“Folk art is difficult to define, but if you put five things in a row and ask anyone which is folk art, they all pick the same thing,” says Young, who ticks off a litany of objects that comprise the category: country-style homemade furniture, weather vanes, baskets, crockery, leather goods, toys, textiles, decoys and more.
Once he spots something he loves, like an early Windsor chair or a Noah’s ark toy, Young has very specific criteria for purchasing it: “A piece must be un-interfered with,” he explains. “It should still be in its original condition but show what has happened to it. Its history has redefined it as an object.”
He says he wrote his book, 1999’s wonderfully revealing Folk Art (Mitchell Beazley), to help people interested in the category to understand this — to “discover both the qualities that reflect the makers’ vision and the qualities lent by time and nature.” Those latter attributes include crusty original paint, copper covered in verdigris and a chair whose rails are worn smooth and thin from use.
Young came to antiques dealing quite naturally. “I’ve never done anything else,” he says. “As a schoolboy I wanted to be a painter. I went to the Sorbonne to study and take drawing classes and realized I wasn’t that good. Then I thought, ‘I’ll be an art dealer,’ and so I went knocking on doors to get a job at a gallery. I was twenty years old.”
His first job in the field was for Frank Berendt, a London dealer who sold French court furniture to places like the Getty. “He was immaculate. I was a ragamuffin,” Young recalls. “He gave me tutorials at teatime. He knew I knew nothing. He taught me the five most important rules for any dealer: Look for rarity, quality, condition, provenance and a good price, i.e., don’t pay too much.”
Finding Young promising, Berendt helped him get a spot in the Sotheby’s works of art training program, where he learned under its notoriously tough director of studies, Derek Shrub. “I was surrounded by all Oxbridge types and was hugely underqualified,” Young remembers. “But, thankfully, Shrub wasn’t the academic type. He told us, ‘This is all about your eyes; I don’t care who Charles II was.’ ”
There were constant tests, and Shrub kicked out students as the weeks went by. Young, however, persevered.
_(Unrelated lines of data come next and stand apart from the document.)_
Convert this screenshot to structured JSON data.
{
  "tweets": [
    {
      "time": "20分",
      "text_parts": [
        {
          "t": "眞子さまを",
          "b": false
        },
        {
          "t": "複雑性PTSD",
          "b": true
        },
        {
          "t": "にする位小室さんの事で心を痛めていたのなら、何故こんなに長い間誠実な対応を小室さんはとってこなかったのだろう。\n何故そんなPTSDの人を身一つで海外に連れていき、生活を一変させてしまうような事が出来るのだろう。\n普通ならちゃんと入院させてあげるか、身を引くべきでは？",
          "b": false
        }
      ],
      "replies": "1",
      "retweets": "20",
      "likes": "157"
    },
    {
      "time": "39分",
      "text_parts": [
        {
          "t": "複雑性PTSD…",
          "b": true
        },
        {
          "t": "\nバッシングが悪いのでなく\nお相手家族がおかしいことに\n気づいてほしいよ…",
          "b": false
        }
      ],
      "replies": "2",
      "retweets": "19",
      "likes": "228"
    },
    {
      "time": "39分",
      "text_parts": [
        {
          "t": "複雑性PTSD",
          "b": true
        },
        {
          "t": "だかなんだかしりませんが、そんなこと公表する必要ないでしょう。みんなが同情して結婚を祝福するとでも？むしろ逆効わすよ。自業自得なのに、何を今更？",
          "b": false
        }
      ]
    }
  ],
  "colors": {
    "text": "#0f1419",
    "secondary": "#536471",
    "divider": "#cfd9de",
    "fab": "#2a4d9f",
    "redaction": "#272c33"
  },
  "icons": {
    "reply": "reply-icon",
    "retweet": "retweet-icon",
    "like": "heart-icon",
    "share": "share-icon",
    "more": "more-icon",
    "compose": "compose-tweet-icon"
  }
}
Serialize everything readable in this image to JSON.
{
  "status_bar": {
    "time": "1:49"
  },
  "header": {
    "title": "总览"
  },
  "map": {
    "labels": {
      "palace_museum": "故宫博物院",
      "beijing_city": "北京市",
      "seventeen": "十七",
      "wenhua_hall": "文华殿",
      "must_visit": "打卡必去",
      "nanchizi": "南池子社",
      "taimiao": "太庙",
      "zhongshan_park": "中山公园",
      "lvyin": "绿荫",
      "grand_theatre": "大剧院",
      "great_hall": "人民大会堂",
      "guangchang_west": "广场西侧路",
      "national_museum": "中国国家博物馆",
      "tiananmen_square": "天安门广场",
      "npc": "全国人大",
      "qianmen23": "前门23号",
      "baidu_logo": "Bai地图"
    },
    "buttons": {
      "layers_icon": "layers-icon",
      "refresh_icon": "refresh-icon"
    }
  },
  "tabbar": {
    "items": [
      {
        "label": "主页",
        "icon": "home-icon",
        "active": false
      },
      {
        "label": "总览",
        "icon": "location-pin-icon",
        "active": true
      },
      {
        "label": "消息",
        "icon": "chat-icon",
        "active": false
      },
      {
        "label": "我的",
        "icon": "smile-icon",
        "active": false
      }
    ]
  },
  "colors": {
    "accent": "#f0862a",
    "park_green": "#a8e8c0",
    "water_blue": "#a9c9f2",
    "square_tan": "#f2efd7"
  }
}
Now, nearly 40 years later, he is one of the most popular and respected dealers in London. The bible of good decorating taste, World of Interiors, has written him up, as have several American magazines. He participates in top fairs, including New York’s Winter Antiques Show, for which he serves as co-chair of the vetting committee.
In addition to contributing to the show at the Tate Britain, Young has just mounted his 14th annual exhibition of British and European folk art at the gallery and produced a fully illustrated accompanying catalog. “We collect works throughout the year for this show,” he explains, “and we install it in compelling compositions, to celebrate the unique, inherently artistic and sculptural qualities of great historic handmade objects.
“These are not things that were made as treasures,” Young continues, waxing philosophical about the subject that has become his life’s passion. “Folk art can be anything, even a watering can. We don’t mind what it is, but the object has to have integrity and a fundamental honesty. It has to be strong, to have a place in the art-historical narration.”
“It has to have merit,” he says by way of conclusion. “And it’s that subjective element that is so important.”